We know a fuel pump cannot pump a gas vapor. That was back in the carb days when the fuel pumps were within the carb. Engine heat evaporated the fuel, the pump couldn’t pump the vapor. Hence vapor lock.
Move on to the V12s and hard starting…many cases which we called “vapor lock”. EXCEPT…the fuel pump is in the tank…submerged in fuel. The fuel in the tank is liquid. It SHOULD be able to be pumped to the rail, thru the injectors and into the engine. So, why are these engines prone ? to hard starting after being run and heated?
I think it’s PRESSURE in the fuel rail from fuel vapors.
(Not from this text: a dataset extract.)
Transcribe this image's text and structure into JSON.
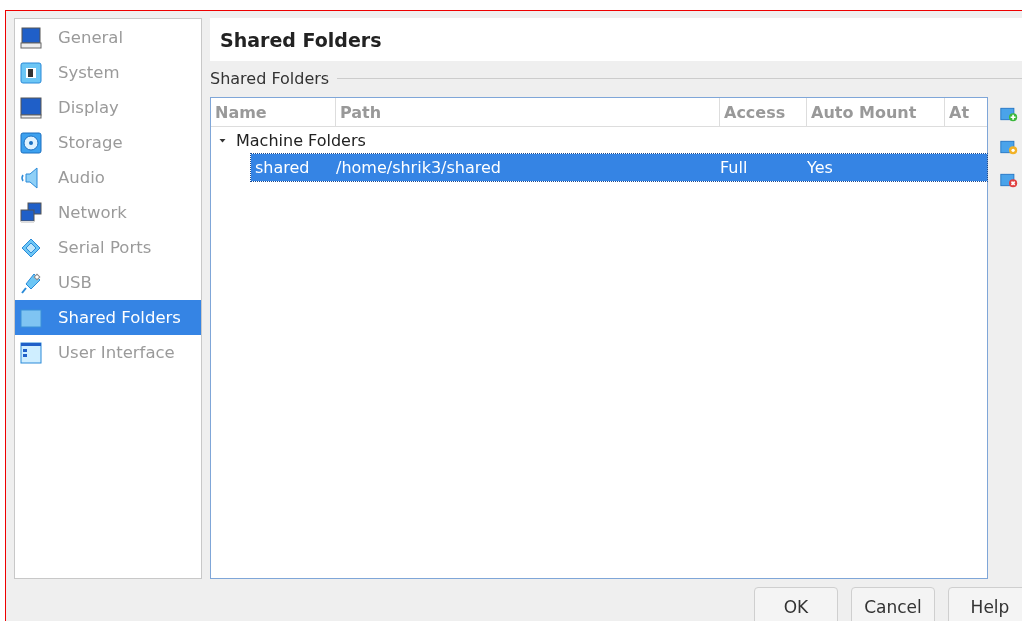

The fuel vaporizes in the rail from engine heat, the vapors expand, the expansion increases internal rail pressure, and that rail pressure is greater than pump pressure…or A bank regulator. I think the ID of the fuel hose sizes ( on the injectors) and the rail ID size is so small that it doesn’t take much vaporization to create a large pressure increase. A pressure that is greater than not dead head pump pressure but the A bank pressure regulator…3 Bar.
Hence a long cranking time. The opening/closing times for a combination of 12 injectors…operating at milliseconds .starts the decline in rail vapor pressure as each injector opens, until the vapor pressure is reduced (purged) to less that the A bank regulator and liquid fuel begins to flow into the rail and injectors.
Maybe a member schooled in fluid mechanics could chime in here.
SD Faircloth www.jaguarfuelinjectorservice.com